Farmers market a growing initiative
If all goes to plan for Lisa Loveday we should be able to ditch the supermarkets and buy most of what we need fresh from local producers.
Ms Loveday is the chairwoman of Grow Sandringham which is about to launch a monthly farmers market in the suburb.
The group has its roots in the international Transition Towns movement which encourages communities to make themselves more self sufficient to enable them to better deal with challenges of climate change and oil shortages.
Some of the initiatives the group has been running since its inception last year include food swaps, bulk buying of organic products and offering classes in things like sewing and cheese making.
‘‘These are all skills people have lost but would love to learn,’’ Ms Loveday says.
‘‘If you buy organic it can be more expensive and the bulk buying means it’s available to people at affordable prices.’’
The market is a flagship project.
Interest has been strong and almost all of the stall spaces have been taken.
The market will showcase lots of new and unusual local businesses as well as the usual vegetables, cheeses, breads and eggs.
‘‘It is an opportunity for locals to start a business,’’ she says.
of Sandringham residents growing produce on a commercial scale means some has to come from outside the area, but there will be a trading table where people can sell the excess from their gardens.
The market will run on every second Saturday of the month.
Ms Loveday says the goal is to have it running more regularly.

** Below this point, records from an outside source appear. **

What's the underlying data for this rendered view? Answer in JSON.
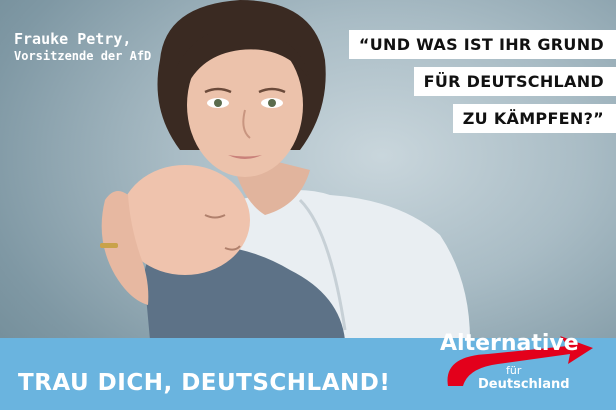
{
  "caption": {
    "name": "Frauke Petry,",
    "role": "Vorsitzende der AfD"
  },
  "quote": {
    "line1": "“UND WAS IST IHR GRUND",
    "line2": "FÜR DEUTSCHLAND",
    "line3": "ZU KÄMPFEN?”"
  },
  "slogan": "TRAU DICH, DEUTSCHLAND!",
  "logo": {
    "word1": "Alternative",
    "word2": "für",
    "word3": "Deutschland"
  },
  "colors": {
    "band": "#6ab4df",
    "logo_red": "#e3001b",
    "background": "#a9bcc5"
  }
}
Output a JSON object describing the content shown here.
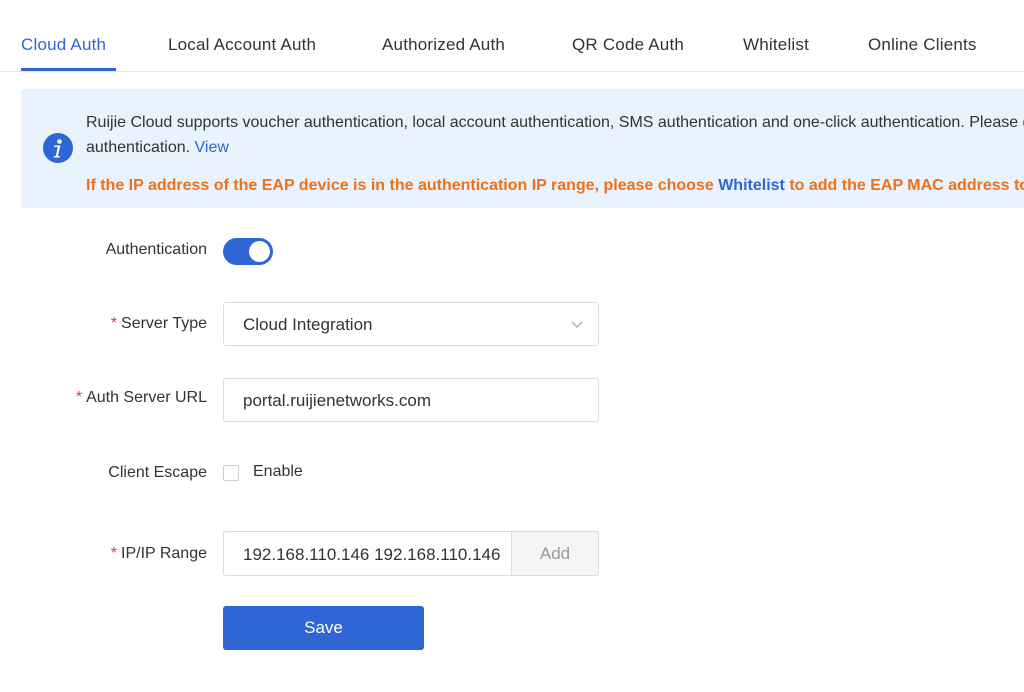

‘‘The whole idea of a farmers market is that it is always there and it can get people out of shopping at the supermarkets and able to buy local instead,’’ she says.
Ms Loveday and Grow Sandringham both received awards at the AlbertEden Community Volunteer Awards.
Albert-Eden Local Board member Helga Arlington says it was Ms Loveday’s efforts to bring the community together that made her stand out.
‘‘She puts her energy into so many things, but the net effect is community cohesion,’’ she says.
Lisa Loveday hopes the Sandringham Farmers Market will get people out of supermarkets and buying local produce.